- Start date: 1 January 2011
- End date: 28 February 2013
When can a young person withhold consent to medical treatment? Recent international, European and domestic legal developments emphasise a growing recognition of young people’s autonomy and privacy human rights.
Recent guidance from the Department of Health (2009) recognises that aspects of the law on adolescent refusals to consent have not been tested post-Human Rights Act 1998 and advises that relevant cases should be brought before a court of law.
In the course of this project a critical examination of the law on adolescent consent highlighted areas of ambiguity and proposed potential solutions. Alternative models (based on international and European examples) were analysed in order to suggest potential ways forward.
Current problems, potential reforms and possible solutions were debated in a series of workshops designed to engage experts and stakeholders from multiple disciplines.
The workshops brought together people from medical, legal, sociological and philosophical backgrounds. They covered:
- Ethical and Legal Analysis of the Role of Human Rights in Understanding the Informed Consent of Young People
- Rights, Welfare and Adolescent Consent Refusals
- Alternative Models on Adolescent Consent.
- Ways Forward
The results inform debate, practice and policy.

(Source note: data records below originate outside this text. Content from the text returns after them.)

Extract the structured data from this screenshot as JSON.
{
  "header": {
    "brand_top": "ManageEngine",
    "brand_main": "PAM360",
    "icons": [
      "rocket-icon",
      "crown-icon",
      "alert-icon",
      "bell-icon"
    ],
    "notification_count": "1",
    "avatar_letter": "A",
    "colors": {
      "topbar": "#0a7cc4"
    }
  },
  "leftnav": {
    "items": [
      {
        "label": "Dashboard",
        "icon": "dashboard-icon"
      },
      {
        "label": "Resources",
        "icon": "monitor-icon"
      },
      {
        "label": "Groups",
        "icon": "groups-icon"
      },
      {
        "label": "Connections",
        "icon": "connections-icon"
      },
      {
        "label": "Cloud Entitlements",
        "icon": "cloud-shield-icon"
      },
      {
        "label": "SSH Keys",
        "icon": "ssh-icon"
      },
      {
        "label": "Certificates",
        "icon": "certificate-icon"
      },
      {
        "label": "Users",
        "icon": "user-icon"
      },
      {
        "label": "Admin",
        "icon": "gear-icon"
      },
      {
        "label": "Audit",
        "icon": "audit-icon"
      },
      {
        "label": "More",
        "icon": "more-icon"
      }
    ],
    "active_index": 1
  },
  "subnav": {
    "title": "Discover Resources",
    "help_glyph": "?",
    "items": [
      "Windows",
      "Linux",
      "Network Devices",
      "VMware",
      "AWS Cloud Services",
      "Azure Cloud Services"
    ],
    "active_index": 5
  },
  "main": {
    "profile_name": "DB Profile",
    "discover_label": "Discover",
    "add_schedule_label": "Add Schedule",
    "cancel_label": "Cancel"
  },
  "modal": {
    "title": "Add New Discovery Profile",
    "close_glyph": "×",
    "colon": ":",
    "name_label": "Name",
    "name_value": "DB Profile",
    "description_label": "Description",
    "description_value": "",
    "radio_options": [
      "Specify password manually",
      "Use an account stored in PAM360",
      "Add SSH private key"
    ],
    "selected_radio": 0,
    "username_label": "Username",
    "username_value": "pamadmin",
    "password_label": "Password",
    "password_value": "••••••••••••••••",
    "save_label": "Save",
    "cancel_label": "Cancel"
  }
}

Articles relating to and resulting from this project include:
- Zenon Stavrinides, ‘Adolescent Patients' Consent and Refusal to Medical Treatment: an Ethical Quandary in English Law’ (2013) Issue 8 Humanicus.
- Emma Cave, ‘Goodbye Gillick? Identifying and Resolving Problems with the Concept of Child Competence’ Legal Studies, advance online publication (2013).
- Emma Cave, ‘Adolescent Consent to Medical Treatment’ In Heather Montgomery (Ed), Oxford Bibliographies in Childhood Studies. New York: Oxford University Press (forthcoming in 2013).
- Emma Cave, ‘Competence and Authority: Adolescent Treatment Refusals for Physical and Mental Health Conditions’ (2013) 8(2) Contemporary Social Science (forthcoming).
- Emma Cave, Julie Wallbank, ‘Minors’ Capacity to Refuse Treatment: A Reply to Gilmore and Herring’ (2012) 20(3) Medical Law Review, 423-449.
- Emma Cave, ‘Maximisation of a Minors’ Capacity’ (2011) 4 Child and Family Law Quarterly, 429-450.
- Emma Cave, ‘Seen but not Heard: Children in Clinical Trials’ (2010) 18(1) Medical Law Review, 1-27.
- Emma Cave, ‘Adolescent Consent and Confidentiality in the UK’ (2009) 16(4) European Journal of Healthcare Law, 309-331.
You can access the final report and a short Briefing Paper aimed at healthcare practitioners and policy makers here:
E, Cave; Stavrinides, Z (April 2013). Medical Practitioners, Adolescents and Informed Consent Project Final Report. University of Leeds. [PDF: 817KB]
E, Cave (April 2013). Young People who Refuse Life Sustaining Treatment: A Briefing Paper on Current Law and the Need for Reform. [PDF: 479KB]
*We are grateful for the financial support from the Nuffield Foundation. The Nuffield Foundation is an endowed charitable trust that aims to improve social well-being in the widest sense. It funds research and innovation in education and social policy and also works to build capacity in education, science and social science research. The Nuffield Foundation has funded this project, but the views expressed are those of the authors and not necessarily those of the Foundation. More information is available at: